Mr. Hernandez,

In your recent article, you outlined the stagnant and sobering progress of Latino students, whose drop out rates are over 40% and SAT scores have not changed between1986 and 2006. You then go on to praise the President for sending more money to schools. Both the analysis and the cure are , in essence, wrong.

For one, unlike the white and black student population, which have been stable, the Latino population had grown dramatically due to immigration and the high birth rates to immigrants. From 1986 to 2007, the student population increased from 4 million to 10 million, almots all due to immigration, not to birth rates among 3rd generation Hispanics. More than 70% of all Latino students now are either immigratnts or the 2nd generation children of immigrants (the numbers for whites and blacks is 5 and 8%, respectively). So comparing progress is the equivalent of comparing apples and oranges.

Moreover, the dismal numbers you cite are not a surprise given the demographics of the influx. More than 50% of Latino immigrants arrive with no high school diploma (the number for Mexicans and Central Americans is 65%), versus only 8% of natives. Immigrants 100 years ago may have been unskilled along these lines, but the country today is far more educated.
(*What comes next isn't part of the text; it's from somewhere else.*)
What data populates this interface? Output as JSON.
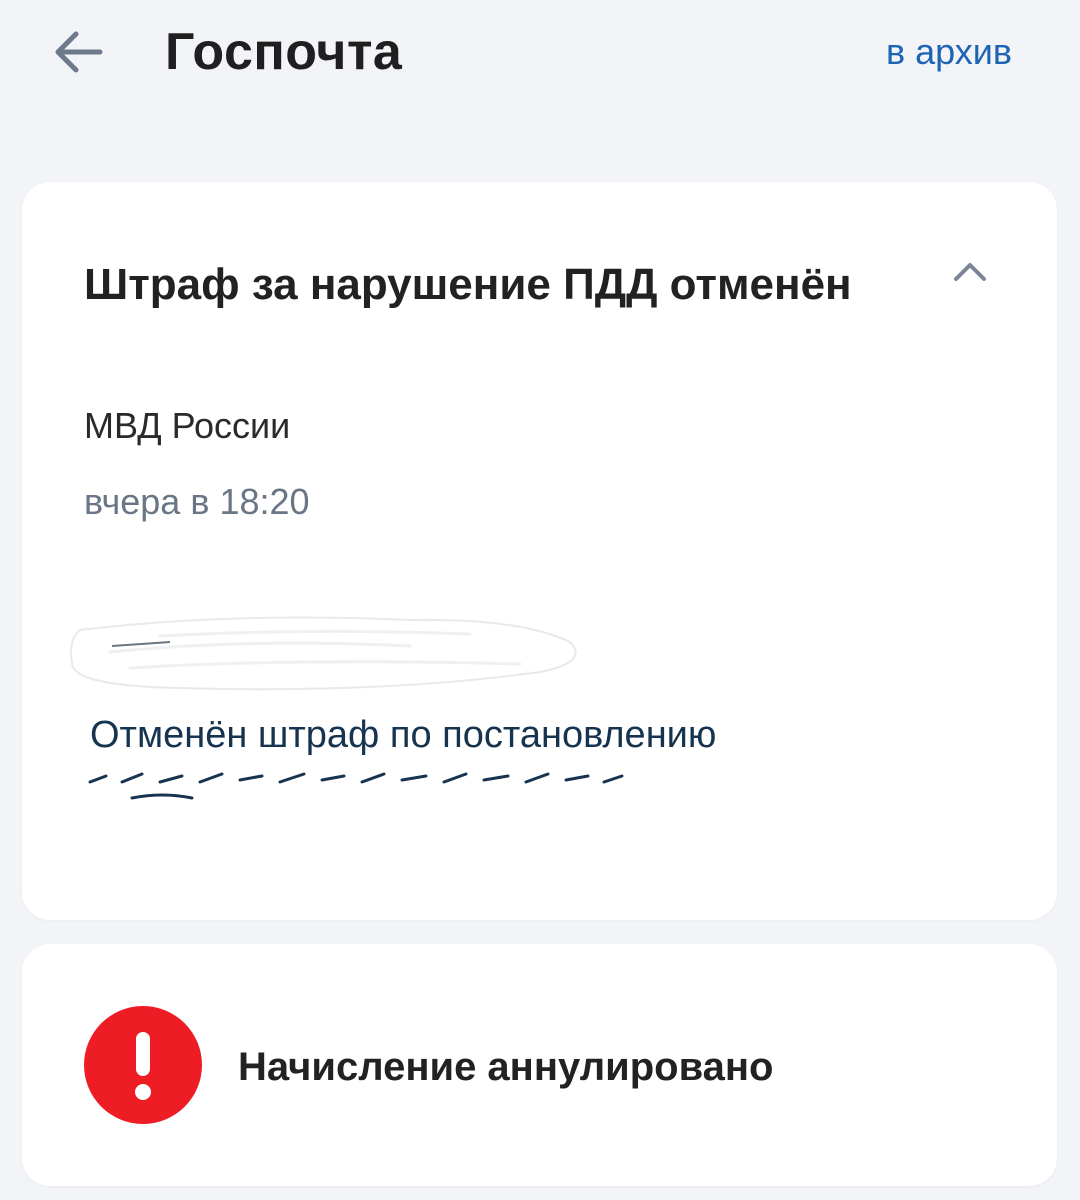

The disparity now is three times higher than what it was during that period. Since they did no attend school in their home countries, this disproportionately adds to the overall Latino drop out figures; though these immigrants never went to an American school.

Since they did not attend school for very long, these high school drop outs arrive with very low cultural capital, emphasizing education at far lower rates than do Asian Immigrants. Alejandro Portes abnd Ruben Rambaut surveyed immigrant parents and found that while 905 of Asian parents thought it was "important" or "very important" for their children to get A's and go to college, only 55% of Mexican immigrant parents (who are 60% of the total Mexican adult population here, and by far the largest group of immigrants) thought the same. So there is a huge cultural gap here that no amount of money can solve.

Moreover, the low skills and lack of educational emphasis is exacerbated by another problem:behavior. Of the more than 1 million Hispanic births last year, 24% of all births, MORE THAN HALF WERE OUT OF WEDLOCK (according to the National Center for Health Statistics). In 1980, only 20% of the 300,000 Hispanic births were illegitimate. In terms of rates of out of wedliock births per 1000 unmarried women, Hispanics aare the highest at 93, surpassing the black rate of 63. Every sociaoloist will tell you that single parenthood results in high ratesof social dysfunction. Moreover, Mexican immigrants, the largest and poorest cohort, have an avergae of 4 kids per woman, versus only 2 for Asian women. Not surprsingly, Hispanic teens have a drop out rate 3-4 times higher than Asians and whites, teenage pregnancy rate 4 times higher (which starts the vicious cycle all over again), gang membership rates 19 times higher, incarcertaion rates 3.5 times higher, and welfare usage rates several times higher.

This is all creating ahughe social cost for Americans, as the Hispanic population has increased 5 fold since 1970 and will increase to 129 million in 2050. If these trends in sociological behavior continue, we will have a massive, entrenched Hispanic underclass here. Why is this? It is obviously not about race, since Asian immigrants and their children are assimilating and succeeding at rate higher than that of European immigrants. It is not about self esteem; black and Hispanic students already have the highest self-esteem, and Latino majority schools celebrate their "Latino heritage" to the point of being racially chauvanistic. And it is certainly not about money, as we spend more per student than any other industrial nation. Moreover, Hispanic immigrants and their children are accomated in Spanish to a degree not imagined by European immigrants a century ago (who were told to assimilate or leave).

The bottom line is that you cannot import a poor 19th century workforce into a 21 st century economy where skills are necessary to succeed. Increasing the amount of money for education without addressing our immigration policy is the equivalent of sewing patches in a leaking dam. If we want immigrants and their descendants to succeed, we need to have apolicy which admits those that can succeed.

Chris Wiley